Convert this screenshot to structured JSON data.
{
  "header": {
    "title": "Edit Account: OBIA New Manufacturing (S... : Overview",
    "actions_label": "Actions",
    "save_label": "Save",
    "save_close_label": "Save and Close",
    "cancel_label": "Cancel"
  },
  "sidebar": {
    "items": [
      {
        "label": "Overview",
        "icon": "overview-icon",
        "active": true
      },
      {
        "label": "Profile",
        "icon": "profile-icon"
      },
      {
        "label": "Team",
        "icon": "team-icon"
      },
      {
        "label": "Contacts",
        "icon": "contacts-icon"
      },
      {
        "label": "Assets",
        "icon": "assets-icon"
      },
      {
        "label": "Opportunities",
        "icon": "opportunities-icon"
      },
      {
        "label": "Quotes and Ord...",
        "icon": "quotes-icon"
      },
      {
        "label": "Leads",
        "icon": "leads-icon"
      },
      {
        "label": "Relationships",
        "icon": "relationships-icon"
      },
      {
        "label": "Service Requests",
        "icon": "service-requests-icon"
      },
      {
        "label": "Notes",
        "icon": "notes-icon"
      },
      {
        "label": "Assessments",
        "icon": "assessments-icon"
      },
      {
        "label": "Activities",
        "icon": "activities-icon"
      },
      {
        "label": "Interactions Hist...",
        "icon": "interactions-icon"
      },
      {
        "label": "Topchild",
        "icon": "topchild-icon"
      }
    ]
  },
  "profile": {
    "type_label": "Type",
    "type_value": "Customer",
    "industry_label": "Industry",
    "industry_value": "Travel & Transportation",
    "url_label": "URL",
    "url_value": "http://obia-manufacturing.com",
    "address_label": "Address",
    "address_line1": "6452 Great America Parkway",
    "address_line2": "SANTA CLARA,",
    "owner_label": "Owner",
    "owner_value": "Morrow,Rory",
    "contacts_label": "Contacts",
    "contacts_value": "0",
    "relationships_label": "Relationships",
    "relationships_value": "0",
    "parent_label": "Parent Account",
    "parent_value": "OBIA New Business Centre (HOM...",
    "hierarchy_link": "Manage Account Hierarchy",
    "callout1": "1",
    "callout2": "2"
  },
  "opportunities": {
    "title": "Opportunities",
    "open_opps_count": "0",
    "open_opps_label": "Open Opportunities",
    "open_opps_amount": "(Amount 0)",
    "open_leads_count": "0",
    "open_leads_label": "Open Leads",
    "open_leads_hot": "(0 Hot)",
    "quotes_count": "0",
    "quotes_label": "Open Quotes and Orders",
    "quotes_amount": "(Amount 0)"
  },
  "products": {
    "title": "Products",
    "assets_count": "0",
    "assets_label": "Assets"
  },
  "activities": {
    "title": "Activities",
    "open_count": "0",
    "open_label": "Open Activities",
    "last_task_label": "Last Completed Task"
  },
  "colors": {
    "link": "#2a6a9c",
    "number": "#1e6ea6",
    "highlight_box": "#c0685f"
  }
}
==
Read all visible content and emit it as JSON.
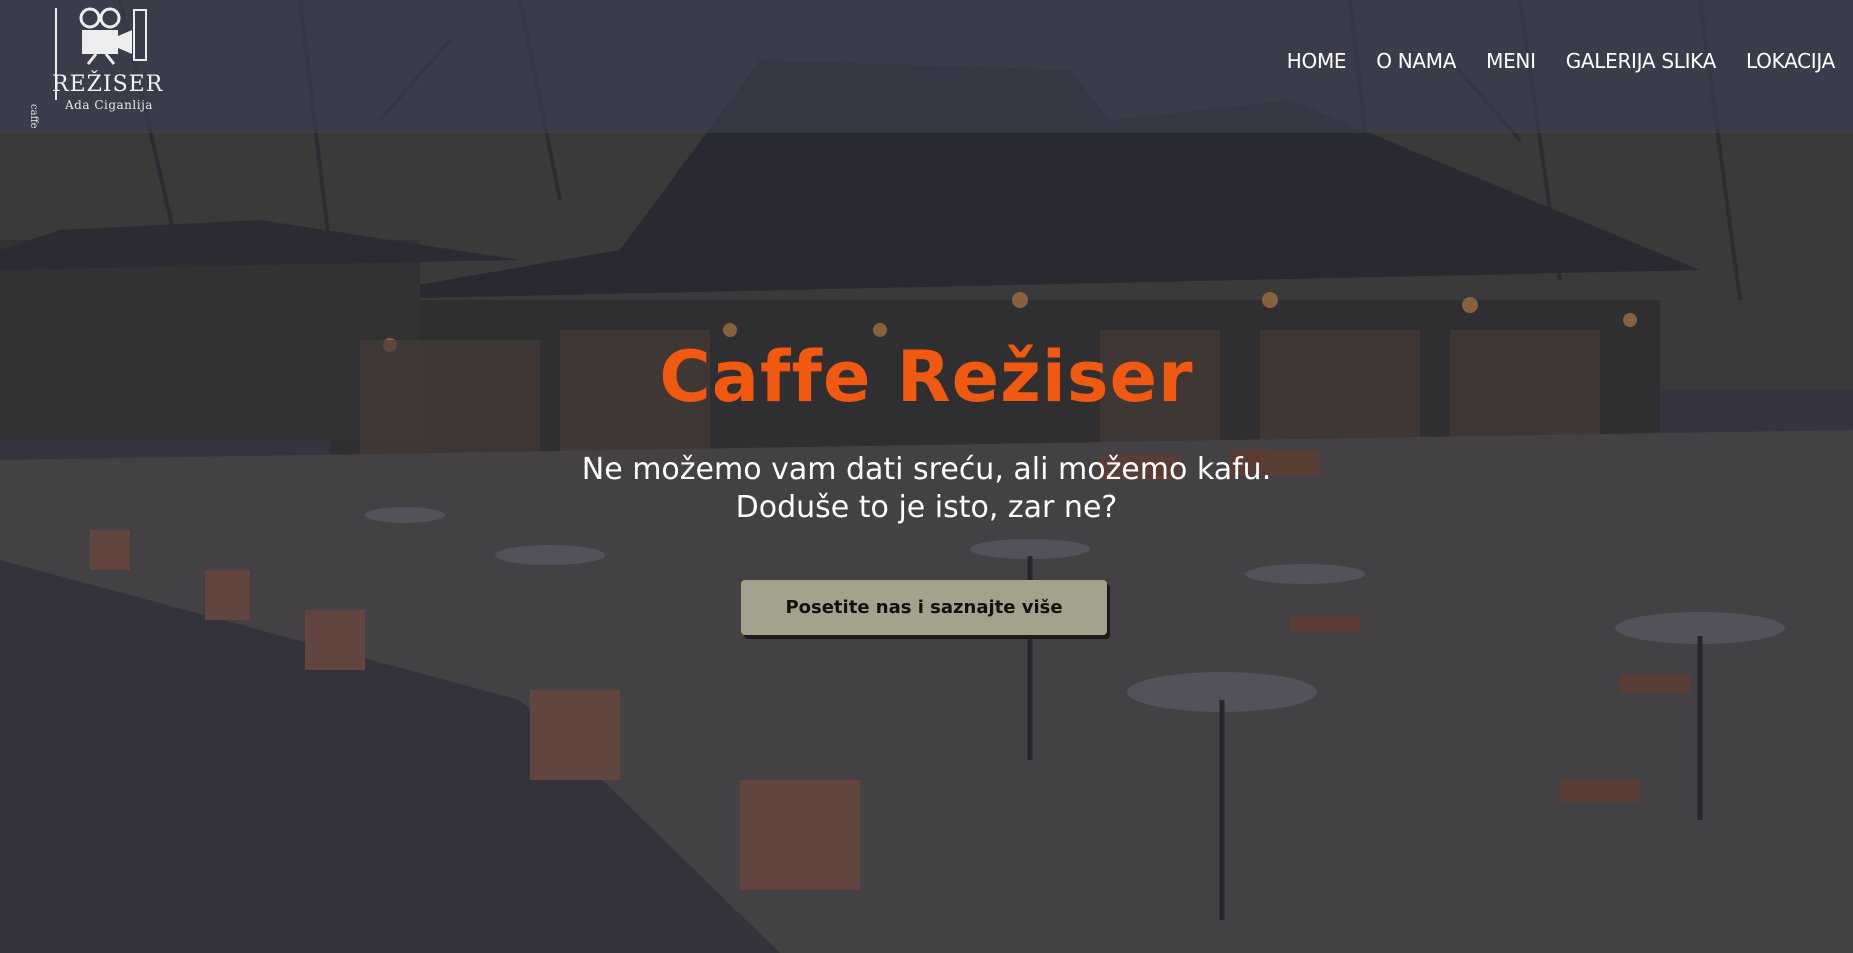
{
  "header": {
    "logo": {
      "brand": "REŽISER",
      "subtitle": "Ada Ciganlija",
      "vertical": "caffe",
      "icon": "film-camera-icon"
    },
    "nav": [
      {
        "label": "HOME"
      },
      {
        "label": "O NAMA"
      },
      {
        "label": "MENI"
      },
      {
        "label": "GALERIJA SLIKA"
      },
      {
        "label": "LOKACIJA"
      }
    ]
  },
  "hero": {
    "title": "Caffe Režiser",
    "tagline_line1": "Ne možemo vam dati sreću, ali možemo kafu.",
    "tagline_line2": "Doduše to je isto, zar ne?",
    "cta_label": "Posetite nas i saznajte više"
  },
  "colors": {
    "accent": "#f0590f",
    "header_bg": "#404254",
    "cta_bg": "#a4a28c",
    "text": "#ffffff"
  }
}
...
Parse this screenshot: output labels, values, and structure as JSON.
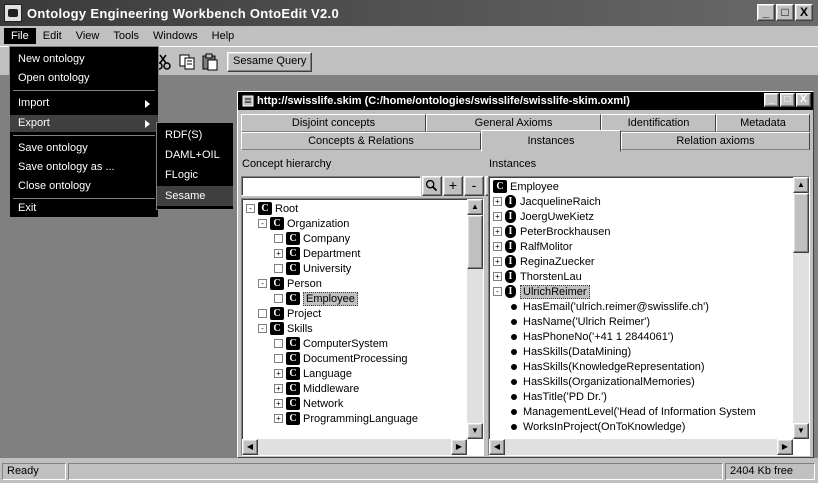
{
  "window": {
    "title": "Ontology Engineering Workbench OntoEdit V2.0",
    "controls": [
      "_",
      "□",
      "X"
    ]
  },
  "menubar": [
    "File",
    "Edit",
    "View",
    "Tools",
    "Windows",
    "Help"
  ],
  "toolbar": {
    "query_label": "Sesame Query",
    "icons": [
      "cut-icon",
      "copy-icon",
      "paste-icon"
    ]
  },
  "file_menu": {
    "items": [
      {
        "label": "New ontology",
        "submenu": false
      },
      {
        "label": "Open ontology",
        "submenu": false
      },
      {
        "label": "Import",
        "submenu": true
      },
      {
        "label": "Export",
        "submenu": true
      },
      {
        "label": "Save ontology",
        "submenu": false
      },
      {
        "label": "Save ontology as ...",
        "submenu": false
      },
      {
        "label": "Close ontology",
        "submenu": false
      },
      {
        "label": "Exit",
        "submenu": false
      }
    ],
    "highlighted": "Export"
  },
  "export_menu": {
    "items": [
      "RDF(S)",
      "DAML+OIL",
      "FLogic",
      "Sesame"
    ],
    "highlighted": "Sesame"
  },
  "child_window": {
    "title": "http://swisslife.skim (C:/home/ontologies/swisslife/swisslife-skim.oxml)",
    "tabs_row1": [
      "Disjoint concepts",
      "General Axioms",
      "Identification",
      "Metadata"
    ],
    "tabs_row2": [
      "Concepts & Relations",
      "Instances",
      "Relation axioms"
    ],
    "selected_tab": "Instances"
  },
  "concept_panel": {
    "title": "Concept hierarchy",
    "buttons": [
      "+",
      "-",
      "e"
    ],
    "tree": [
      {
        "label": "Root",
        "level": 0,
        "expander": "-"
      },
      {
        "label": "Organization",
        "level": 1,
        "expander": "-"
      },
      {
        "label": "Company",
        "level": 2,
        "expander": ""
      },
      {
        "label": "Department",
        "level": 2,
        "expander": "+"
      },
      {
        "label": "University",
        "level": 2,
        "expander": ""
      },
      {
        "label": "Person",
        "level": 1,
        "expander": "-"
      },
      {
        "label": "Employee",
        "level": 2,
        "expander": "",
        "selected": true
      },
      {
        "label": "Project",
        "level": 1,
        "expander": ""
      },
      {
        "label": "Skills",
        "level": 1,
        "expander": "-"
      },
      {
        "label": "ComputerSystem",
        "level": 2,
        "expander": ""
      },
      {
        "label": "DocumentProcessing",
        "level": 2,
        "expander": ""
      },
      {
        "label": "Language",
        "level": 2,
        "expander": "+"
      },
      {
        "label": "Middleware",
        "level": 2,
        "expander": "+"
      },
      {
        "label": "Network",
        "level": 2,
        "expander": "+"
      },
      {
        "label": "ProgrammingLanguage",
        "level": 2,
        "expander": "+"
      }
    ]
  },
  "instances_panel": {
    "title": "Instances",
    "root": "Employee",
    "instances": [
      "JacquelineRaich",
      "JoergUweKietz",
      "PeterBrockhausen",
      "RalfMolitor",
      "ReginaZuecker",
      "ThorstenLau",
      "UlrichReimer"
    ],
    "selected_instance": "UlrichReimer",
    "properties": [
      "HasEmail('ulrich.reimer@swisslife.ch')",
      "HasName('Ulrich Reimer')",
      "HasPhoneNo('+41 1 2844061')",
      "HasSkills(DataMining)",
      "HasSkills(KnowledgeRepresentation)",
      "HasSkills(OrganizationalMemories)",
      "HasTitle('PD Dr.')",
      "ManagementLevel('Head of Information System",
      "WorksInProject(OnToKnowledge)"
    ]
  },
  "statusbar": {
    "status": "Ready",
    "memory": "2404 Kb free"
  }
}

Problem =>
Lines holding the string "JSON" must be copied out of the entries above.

Answer =>
Convert this screenshot to structured JSON data.
Read all visible content and emit it as JSON.
Parse this screenshot: output labels, values, and structure as JSON.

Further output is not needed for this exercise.